● **Dataset extract**:
——

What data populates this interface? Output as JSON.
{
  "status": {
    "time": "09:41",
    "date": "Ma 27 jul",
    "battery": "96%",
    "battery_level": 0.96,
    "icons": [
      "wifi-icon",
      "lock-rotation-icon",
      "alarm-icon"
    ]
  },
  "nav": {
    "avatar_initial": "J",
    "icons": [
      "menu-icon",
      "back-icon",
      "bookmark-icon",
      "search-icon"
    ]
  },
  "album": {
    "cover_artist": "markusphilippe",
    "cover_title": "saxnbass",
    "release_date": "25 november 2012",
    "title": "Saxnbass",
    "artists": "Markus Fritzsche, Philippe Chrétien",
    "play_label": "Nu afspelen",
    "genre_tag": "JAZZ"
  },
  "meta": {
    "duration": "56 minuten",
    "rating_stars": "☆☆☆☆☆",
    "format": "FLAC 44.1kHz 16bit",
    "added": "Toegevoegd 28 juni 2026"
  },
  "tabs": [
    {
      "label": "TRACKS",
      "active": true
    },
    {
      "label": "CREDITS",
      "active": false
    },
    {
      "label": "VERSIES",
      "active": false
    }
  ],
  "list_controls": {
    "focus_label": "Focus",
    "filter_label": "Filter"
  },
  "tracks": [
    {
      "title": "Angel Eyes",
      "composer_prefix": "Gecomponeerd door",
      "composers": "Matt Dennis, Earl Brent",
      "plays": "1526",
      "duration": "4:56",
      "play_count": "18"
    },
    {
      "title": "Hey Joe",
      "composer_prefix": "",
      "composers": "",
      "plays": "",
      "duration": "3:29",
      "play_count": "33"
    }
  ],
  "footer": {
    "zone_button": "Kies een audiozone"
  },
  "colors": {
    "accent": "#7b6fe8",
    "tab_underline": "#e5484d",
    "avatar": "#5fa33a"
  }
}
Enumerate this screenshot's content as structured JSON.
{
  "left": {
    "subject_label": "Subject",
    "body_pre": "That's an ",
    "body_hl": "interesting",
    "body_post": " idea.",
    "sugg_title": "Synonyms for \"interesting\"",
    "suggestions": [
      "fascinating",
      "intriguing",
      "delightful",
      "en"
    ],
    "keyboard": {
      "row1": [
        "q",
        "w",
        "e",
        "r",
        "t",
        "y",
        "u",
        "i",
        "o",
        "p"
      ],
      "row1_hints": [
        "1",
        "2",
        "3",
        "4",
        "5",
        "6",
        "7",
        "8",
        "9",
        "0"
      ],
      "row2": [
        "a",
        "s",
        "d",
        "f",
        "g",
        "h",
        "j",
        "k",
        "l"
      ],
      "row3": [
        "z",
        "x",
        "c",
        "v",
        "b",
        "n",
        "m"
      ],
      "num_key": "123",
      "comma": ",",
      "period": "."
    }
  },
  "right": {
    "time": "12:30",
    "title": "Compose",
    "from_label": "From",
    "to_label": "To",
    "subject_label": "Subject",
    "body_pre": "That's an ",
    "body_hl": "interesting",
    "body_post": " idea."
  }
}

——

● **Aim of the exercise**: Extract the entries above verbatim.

● **Response to the exercise**:
What data populates this interface? Output as JSON.
{
  "status": {
    "time": "09:41",
    "date": "Ma 27 jul",
    "battery": "96%",
    "battery_level": 0.96,
    "icons": [
      "wifi-icon",
      "lock-rotation-icon",
      "alarm-icon"
    ]
  },
  "nav": {
    "avatar_initial": "J",
    "icons": [
      "menu-icon",
      "back-icon",
      "bookmark-icon",
      "search-icon"
    ]
  },
  "album": {
    "cover_artist": "markusphilippe",
    "cover_title": "saxnbass",
    "release_date": "25 november 2012",
    "title": "Saxnbass",
    "artists": "Markus Fritzsche, Philippe Chrétien",
    "play_label": "Nu afspelen",
    "genre_tag": "JAZZ"
  },
  "meta": {
    "duration": "56 minuten",
    "rating_stars": "☆☆☆☆☆",
    "format": "FLAC 44.1kHz 16bit",
    "added": "Toegevoegd 28 juni 2026"
  },
  "tabs": [
    {
      "label": "TRACKS",
      "active": true
    },
    {
      "label": "CREDITS",
      "active": false
    },
    {
      "label": "VERSIES",
      "active": false
    }
  ],
  "list_controls": {
    "focus_label": "Focus",
    "filter_label": "Filter"
  },
  "tracks": [
    {
      "title": "Angel Eyes",
      "composer_prefix": "Gecomponeerd door",
      "composers": "Matt Dennis, Earl Brent",
      "plays": "1526",
      "duration": "4:56",
      "play_count": "18"
    },
    {
      "title": "Hey Joe",
      "composer_prefix": "",
      "composers": "",
      "plays": "",
      "duration": "3:29",
      "play_count": "33"
    }
  ],
  "footer": {
    "zone_button": "Kies een audiozone"
  },
  "colors": {
    "accent": "#7b6fe8",
    "tab_underline": "#e5484d",
    "avatar": "#5fa33a"
  }
}
Enumerate this screenshot's content as structured JSON.
{
  "left": {
    "subject_label": "Subject",
    "body_pre": "That's an ",
    "body_hl": "interesting",
    "body_post": " idea.",
    "sugg_title": "Synonyms for \"interesting\"",
    "suggestions": [
      "fascinating",
      "intriguing",
      "delightful",
      "en"
    ],
    "keyboard": {
      "row1": [
        "q",
        "w",
        "e",
        "r",
        "t",
        "y",
        "u",
        "i",
        "o",
        "p"
      ],
      "row1_hints": [
        "1",
        "2",
        "3",
        "4",
        "5",
        "6",
        "7",
        "8",
        "9",
        "0"
      ],
      "row2": [
        "a",
        "s",
        "d",
        "f",
        "g",
        "h",
        "j",
        "k",
        "l"
      ],
      "row3": [
        "z",
        "x",
        "c",
        "v",
        "b",
        "n",
        "m"
      ],
      "num_key": "123",
      "comma": ",",
      "period": "."
    }
  },
  "right": {
    "time": "12:30",
    "title": "Compose",
    "from_label": "From",
    "to_label": "To",
    "subject_label": "Subject",
    "body_pre": "That's an ",
    "body_hl": "interesting",
    "body_post": " idea."
  }
}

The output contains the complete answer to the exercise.